Skip to main content

starting in darkness

advent is quickly approaching. this sunday will be the first week of the season of waiting. now i understand that we still have thanksgiving yet, and believe me, i will be thoroughly enjoying the day of gratitude and time with my family, but as a pastor i have to be planning for sunday, so my thoughts today are on advent.
i love advent. not because i love waiting so much as that it seems to stir in me some connection to the ancients: i feel a kinship with generations long gone who clung to their hope. for me, that's what advent is about finally: hope. in a very basic and literal way its about waiting for a messiah, and in an even more basic and literal way its about waiting through a pregnancy for the birth of a baby; but in a more metaphorical way, advent, for me, is the place of our hearts where we long for light to enter darkness, redemption to replace brokenness, and life to emerge, even if kicking and screaming, if for no other reason than to send death running off with its tail tucked between its legs.
advent, of course, doesn't really start in the light. it begins in the darkness, when death (who you might also know as despair or fear or lonliness or some other cursed name) is your close companion. and then, in a moment of genius, or desperation, or foolishness, you give birth to some hopeful thought, some ember of warmth in your tired heart, some speck of light, and you pray some form of the advent prayer: come, lord jesus! come!
maybe you just barely whisper it. or maybe you weep it. or shout it into the dark pit of the mercilessly cold dark sky. maybe you deliver it like a baby, with labored pain and risk. maybe you half chuckle at yourself as you say it, surprised by your audacity. maybe you can barely cough it out. but somehow, someway, you do. right there in the midst of your pain; in your moment or season of darkness or grief or shame or fear or whatever you call it, you dare to speak out into the darkness and give messy birth to words and warmth and light and hope: come lord jesus. come.
and that is advent.


Popular posts from this blog


i made these comments and prayed the following prayer at one of our worship services at SPWF yesterday, and had a few folks asked if i would post them, so there they are: 
It has been a season of terrible tragedy.  And I have noticed in the news a trending phrase: thoughts and prayers.  It even has its own hashtag on twitter and other social media, but net necessarily in a good way.  People are understandably tired of hearing about others’ thoughts and prayers, when that is only a thinly-veiled way of saying that our only obligation to those who suffer is a brief moment of silence, or nothing more than a tweet or public statement.  The truth is that, for those of us who follow Jesus, much is required when our neighbors suffer.  We are called to do justice where we can, to love kindness and mercy, and to walk with God through it all.  But let us be careful not to throw out the proverbial baby with the bathwater.  We are, as people of faith, those who know that prayer is not simply an em…
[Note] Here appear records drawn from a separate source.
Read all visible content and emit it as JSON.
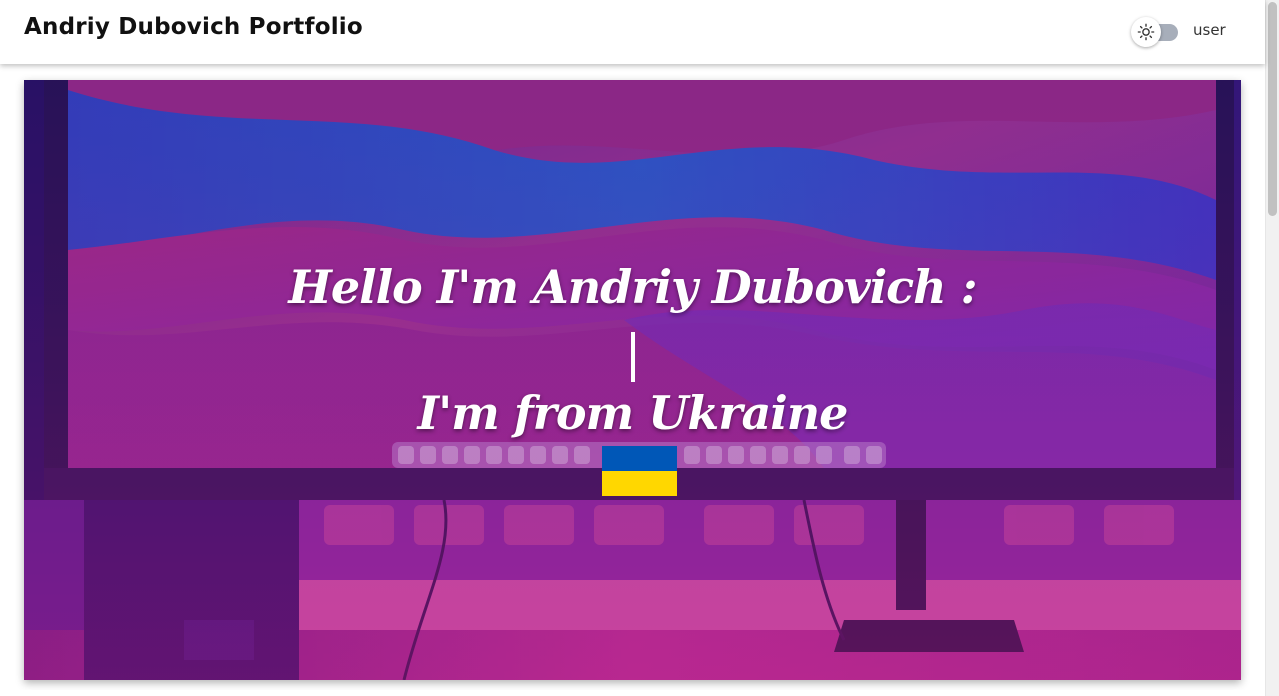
{
  "header": {
    "title": "Andriy Dubovich Portfolio",
    "theme_toggle_icon": "sun-icon",
    "user_label": "user"
  },
  "hero": {
    "greeting": "Hello I'm Andriy Dubovich :",
    "cursor": "|",
    "origin": "I'm from Ukraine",
    "flag": {
      "top_color": "#0057b7",
      "bottom_color": "#ffd700"
    }
  },
  "colors": {
    "overlay_purple": "#5a1fb0",
    "overlay_magenta": "#c81e8c",
    "header_bg": "#ffffff"
  }
}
a divided tree

there is a tree in my back yard.  i'm pretty sure it's an oak tree.  at least that's what i think Shannon told me.  i don't know my oaks from my maples, my elms from my locusts.  to me, it's a tree: a corinthian column bursting up into life and glory.  full of sap and pulp and rings and bugs and cells pulsing with water and always reaching for something.  it is full of rhythm, reach and flourish then fall and die, and repeat. 

this particular tree, though, isn't of one mind. 
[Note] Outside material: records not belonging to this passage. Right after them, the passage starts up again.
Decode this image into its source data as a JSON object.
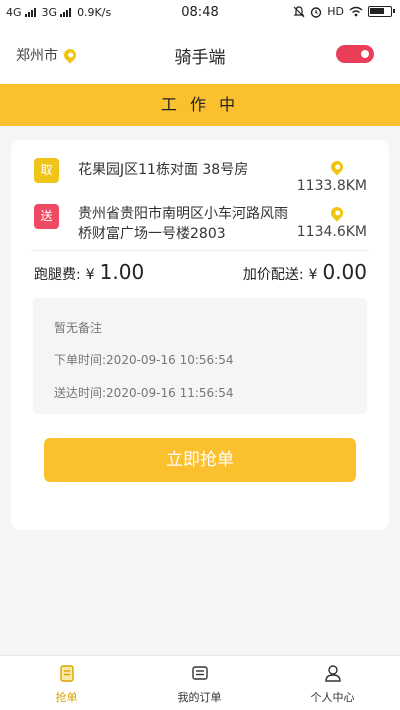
{
  "status_bar": {
    "network1": "4G",
    "network2": "3G",
    "speed": "0.9K/s",
    "time": "08:48",
    "hd": "HD"
  },
  "header": {
    "city": "郑州市",
    "title": "骑手端",
    "toggle_color": "#ea3d57"
  },
  "work_status": "工 作 中",
  "order": {
    "pickup": {
      "tag": "取",
      "address": "花果园J区11栋对面 38号房",
      "distance": "1133.8KM"
    },
    "delivery": {
      "tag": "送",
      "address": "贵州省贵阳市南明区小车河路风雨桥财富广场一号楼2803",
      "distance": "1134.6KM"
    },
    "fee_label": "跑腿费:",
    "fee_currency": "¥",
    "fee_value": "1.00",
    "extra_label": "加价配送:",
    "extra_currency": "¥",
    "extra_value": "0.00",
    "note": "暂无备注",
    "order_time": "下单时间:2020-09-16 10:56:54",
    "delivery_time": "送达时间:2020-09-16 11:56:54",
    "grab_button": "立即抢单"
  },
  "tabs": [
    {
      "label": "抢单",
      "icon": "clipboard-icon",
      "active": true
    },
    {
      "label": "我的订单",
      "icon": "orders-icon",
      "active": false
    },
    {
      "label": "个人中心",
      "icon": "person-icon",
      "active": false
    }
  ],
  "colors": {
    "accent": "#fbc02d",
    "pickup_tag": "#f0c419",
    "delivery_tag": "#ef4a63",
    "active_tab": "#d9a400"
  }
}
half of it's rusted orange leaves have given up their grip and surrendered -gracefully or not - to the pull of gravity and the threat of winter.  the north side of this inauspicious oak is just about bare naked, all sticks and straight lines, a skeleton of itself.  but the side that looks south is stubbornly resisting change.  no longer green, the leaves have compromised their summer vibrancy, but they are clearly not ready to concede death just yet. 

i feel like i can relate to this …

vote. and pray. but do not be afraid (the King is alive).

i'm not sure how many americans right now are feeling optimistic about the government.  i know i'm not.  in fact, while i didn't live through the civil war or anything, i have to think that faith in our elected leaders - indeed the whole system of electing them in the first place - is at one of its lowest points.  i just don't have a great deal of confidence in those individuals who have been elected, or in those who want to be.  i find myself slipping at times into what feels like a swamp of apathy: sinking, to be sure, but not sure that i care enough anymore to do much about it.  i see this attitude all around me: in conversations, on social media, and in popular culture.  perhaps there is no more clear indication of our nation's view of the government than this current election season, when we would teeter on electing liars and thieves, crooks and clowns. 

which is why i was so startled as i sat down to read psalm 72 this morning. as i read the ancient song, i…